Acquired: Sent for review by Little, Brown
Published: June 1st 2009, Little, Brown
Pages: 194 pages, paperback
Summary (from Goodreads): Apolonia "Lina" Flores is a sock enthusiast, a volleyball player, a science lover, and a girl who's just looking for answers. Even though her house is crammed full of books (her dad's a bibliophile), she's having trouble figuring out some very big questions.
Like why her dad seems to care about books more than her, why her best friend's divorced mom is obsessed with making cascarones (hollowed eggshells filled with colorful confetti), and, most of all, why her mom died last year. Like colors in a cascarone, Lina's life is a rainbow of people, interests, and unexpected changes.
What I liked: I’ll be honest, the thing that initially attracted me to Confetti Girl was the front cover. It’s just so bright and cheery – I couldn’t resist! I hoped to find a light-hearted summery read inside that would leave me feeling happy and content with the world. Yay, that is what I found!
Lina is a sweet, likeable girl who, along with her best friend Vanessa, is trying to get through her teenage years without failing too many classes, having too many arguments with her book-obsessed father or embarrassing herself too much in front of the boy she likes. She’s also learning what it means to grow up and fall in love and, as Lina says herself, ‘real hearts are reddish purple -- like bruises. No wonder it hurts to love’.
Speaking of love, both of the girls learn a lot about love from their parents, the fantastic Mr. Flores and Mrs. Cantu. Lina’s father, Mr. Flores, is still mourning the death of his wife and turns to his stacked bookshelves to hide his grief. Meanwhile, Vanessa’s mother, Mrs. Cantu, is taking out her anger at her husband’s leaving her on every man she comes into contact with, much to Vanessa’s horror and embarrassment.
Confetti Girl deals with a lot of common teenage issues so I think it’s the perfect read for younger teens who are going through their own problems with oppressive parents, school work and unrequited crushes.
However, I think the most interesting issue our protagonist has to deal with is Vanessa choosing to spend all of her free time with her new boyfriend, leaving Lina feeling like a third wheel.
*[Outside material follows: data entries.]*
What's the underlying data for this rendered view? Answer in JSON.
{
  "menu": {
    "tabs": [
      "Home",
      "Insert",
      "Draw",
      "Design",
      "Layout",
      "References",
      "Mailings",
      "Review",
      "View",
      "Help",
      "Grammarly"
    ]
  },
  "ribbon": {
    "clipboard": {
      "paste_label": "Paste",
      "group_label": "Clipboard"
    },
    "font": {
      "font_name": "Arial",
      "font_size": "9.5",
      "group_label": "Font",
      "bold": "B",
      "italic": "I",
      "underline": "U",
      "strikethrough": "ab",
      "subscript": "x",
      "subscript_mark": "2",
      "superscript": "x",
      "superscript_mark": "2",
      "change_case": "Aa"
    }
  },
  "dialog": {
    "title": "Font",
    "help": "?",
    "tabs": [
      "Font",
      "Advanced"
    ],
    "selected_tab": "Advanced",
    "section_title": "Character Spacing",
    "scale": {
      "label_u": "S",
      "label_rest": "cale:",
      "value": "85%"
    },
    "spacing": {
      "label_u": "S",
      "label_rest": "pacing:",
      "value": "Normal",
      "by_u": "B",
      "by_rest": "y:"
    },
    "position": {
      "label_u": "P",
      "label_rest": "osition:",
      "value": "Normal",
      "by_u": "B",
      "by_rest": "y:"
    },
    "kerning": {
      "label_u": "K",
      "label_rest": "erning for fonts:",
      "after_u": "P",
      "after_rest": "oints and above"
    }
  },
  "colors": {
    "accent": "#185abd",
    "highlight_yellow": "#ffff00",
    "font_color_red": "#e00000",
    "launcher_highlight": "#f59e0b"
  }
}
Lopez writes these scenes particularly well and I really felt for Lina when she expressed feeling like ‘a sitcom that’s been cancelled for a snazzier show’.
What I didn’t like: While I did enjoy Confetti Girl, it isn’t a particularly memorable novel and there’s nothing that pushes it over the edge to become a great story. Everything about the story is good but that’s where it ends. I found myself putting the book down for weeks at a time and I didn’t think about it in between sittings.
Final thoughts: Confetti Girl is a harmless novel that is enjoyable but if you’re looking for something that will stick with you long after reading, you won’t necessary find it in this story.
First line: “Some people collect coins or stamps, but I collect socks.”
Read if you liked...: The Boy Book/The Boyfriend List – E. Lockhart
Total: 13/20 (C)